There is no point writing or talking about the changes in the media landscape. That’s been done to death, though if you follow any of the content industry’s thought leaders on social media, you’d never know it. Butwhat we have yet to really see or hear is a satisfactory essay about the future of how we’re going to pay for our media.
We all know nothing is free. And let’s admit that one thing the web has done amazingly well has been to inundate the world with content. The idea of “too much content” has been around forever; it feels like a cyclical complaint. But as more and more pay models prove successful (beyond the likes of the New York Times or the Washington Post), and more and more people accept the notion of paying for those sites and media they deem more important than others, it’s worth paying attention to what has happened to television. Because the stuff we are watching now is, more and more, stuff we are paying for. That is, the TV model is shifting from ad-supported to audience-supported. (If this means less content on the web, many would regard that as a bonus.)

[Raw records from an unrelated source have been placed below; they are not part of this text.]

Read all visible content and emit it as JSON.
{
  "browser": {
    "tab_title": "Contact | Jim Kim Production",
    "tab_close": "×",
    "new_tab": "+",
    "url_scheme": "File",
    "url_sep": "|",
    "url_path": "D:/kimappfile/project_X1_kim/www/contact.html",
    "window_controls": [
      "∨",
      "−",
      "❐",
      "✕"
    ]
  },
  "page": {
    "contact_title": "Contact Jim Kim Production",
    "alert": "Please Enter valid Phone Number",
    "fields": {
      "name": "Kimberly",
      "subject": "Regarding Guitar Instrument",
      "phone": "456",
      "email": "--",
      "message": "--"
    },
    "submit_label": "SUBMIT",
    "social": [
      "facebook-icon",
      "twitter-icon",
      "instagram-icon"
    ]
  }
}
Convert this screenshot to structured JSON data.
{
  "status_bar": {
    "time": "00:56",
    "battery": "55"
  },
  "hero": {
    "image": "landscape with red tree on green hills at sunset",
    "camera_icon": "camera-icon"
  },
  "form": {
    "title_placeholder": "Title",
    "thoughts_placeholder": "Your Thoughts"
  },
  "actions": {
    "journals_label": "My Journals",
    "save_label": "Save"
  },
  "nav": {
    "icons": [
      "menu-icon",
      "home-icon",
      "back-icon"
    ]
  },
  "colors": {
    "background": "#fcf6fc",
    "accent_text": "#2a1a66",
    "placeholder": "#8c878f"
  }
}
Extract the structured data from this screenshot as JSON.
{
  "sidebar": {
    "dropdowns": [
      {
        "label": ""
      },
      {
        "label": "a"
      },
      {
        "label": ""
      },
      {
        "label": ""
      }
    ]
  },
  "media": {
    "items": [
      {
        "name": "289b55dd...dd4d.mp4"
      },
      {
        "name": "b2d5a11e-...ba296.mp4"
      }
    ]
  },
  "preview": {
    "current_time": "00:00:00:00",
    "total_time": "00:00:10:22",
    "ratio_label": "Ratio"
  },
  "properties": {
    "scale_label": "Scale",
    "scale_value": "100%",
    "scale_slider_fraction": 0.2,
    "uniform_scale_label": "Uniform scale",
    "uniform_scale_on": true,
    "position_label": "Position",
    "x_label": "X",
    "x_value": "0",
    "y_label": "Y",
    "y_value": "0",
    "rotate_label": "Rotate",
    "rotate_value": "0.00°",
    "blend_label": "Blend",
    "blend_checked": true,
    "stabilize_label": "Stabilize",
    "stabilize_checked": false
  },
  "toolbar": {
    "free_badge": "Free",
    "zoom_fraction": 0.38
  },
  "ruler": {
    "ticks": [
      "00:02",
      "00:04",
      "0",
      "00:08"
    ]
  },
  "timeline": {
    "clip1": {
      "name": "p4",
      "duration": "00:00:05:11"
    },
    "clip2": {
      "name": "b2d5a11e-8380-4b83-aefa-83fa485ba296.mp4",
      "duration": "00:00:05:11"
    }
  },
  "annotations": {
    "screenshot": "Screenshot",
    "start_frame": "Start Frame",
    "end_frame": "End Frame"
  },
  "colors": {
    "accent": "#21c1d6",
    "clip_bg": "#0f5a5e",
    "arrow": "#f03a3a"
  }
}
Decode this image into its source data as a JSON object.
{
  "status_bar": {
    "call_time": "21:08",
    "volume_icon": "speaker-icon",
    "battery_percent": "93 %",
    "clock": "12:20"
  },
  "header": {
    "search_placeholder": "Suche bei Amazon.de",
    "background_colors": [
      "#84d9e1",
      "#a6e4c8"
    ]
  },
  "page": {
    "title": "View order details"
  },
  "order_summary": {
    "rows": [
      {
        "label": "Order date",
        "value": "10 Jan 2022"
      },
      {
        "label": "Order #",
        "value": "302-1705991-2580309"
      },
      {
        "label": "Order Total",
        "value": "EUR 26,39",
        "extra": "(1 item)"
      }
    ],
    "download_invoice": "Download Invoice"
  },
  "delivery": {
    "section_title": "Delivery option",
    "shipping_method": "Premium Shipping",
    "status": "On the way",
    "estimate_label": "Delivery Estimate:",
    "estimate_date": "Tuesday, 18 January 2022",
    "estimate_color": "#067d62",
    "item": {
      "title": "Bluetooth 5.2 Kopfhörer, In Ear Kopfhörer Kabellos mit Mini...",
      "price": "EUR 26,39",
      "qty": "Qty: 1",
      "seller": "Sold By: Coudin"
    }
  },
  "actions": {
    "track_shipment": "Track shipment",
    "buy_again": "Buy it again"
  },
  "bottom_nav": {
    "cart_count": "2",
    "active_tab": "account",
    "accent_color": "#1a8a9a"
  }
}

This is how print will go. This is how digital will go. This is how podcasts will go. You name it. This is not to say that my colleagues in ad sales (who are all fine people, I can assure you) are out of a job. Far from it. But I can see a day coming when even magazines are ad free or, at a minimum, sponsored by a single advertiser. The content marketing industry is going to love that (talk about back to basics). The audience will once again be empowered. Content will again be directed at the consumer (as opposed to the whims of ad agencies and their clients). The ad industry will be forced to rethink some very basic ideas about itself. And all the while Google and Facebook will continue sucking all the oxygen out of that very industry. And deal with a larger backlash. And because of their power, ad supported media companies will continue making questionable decisions. But that’s another story.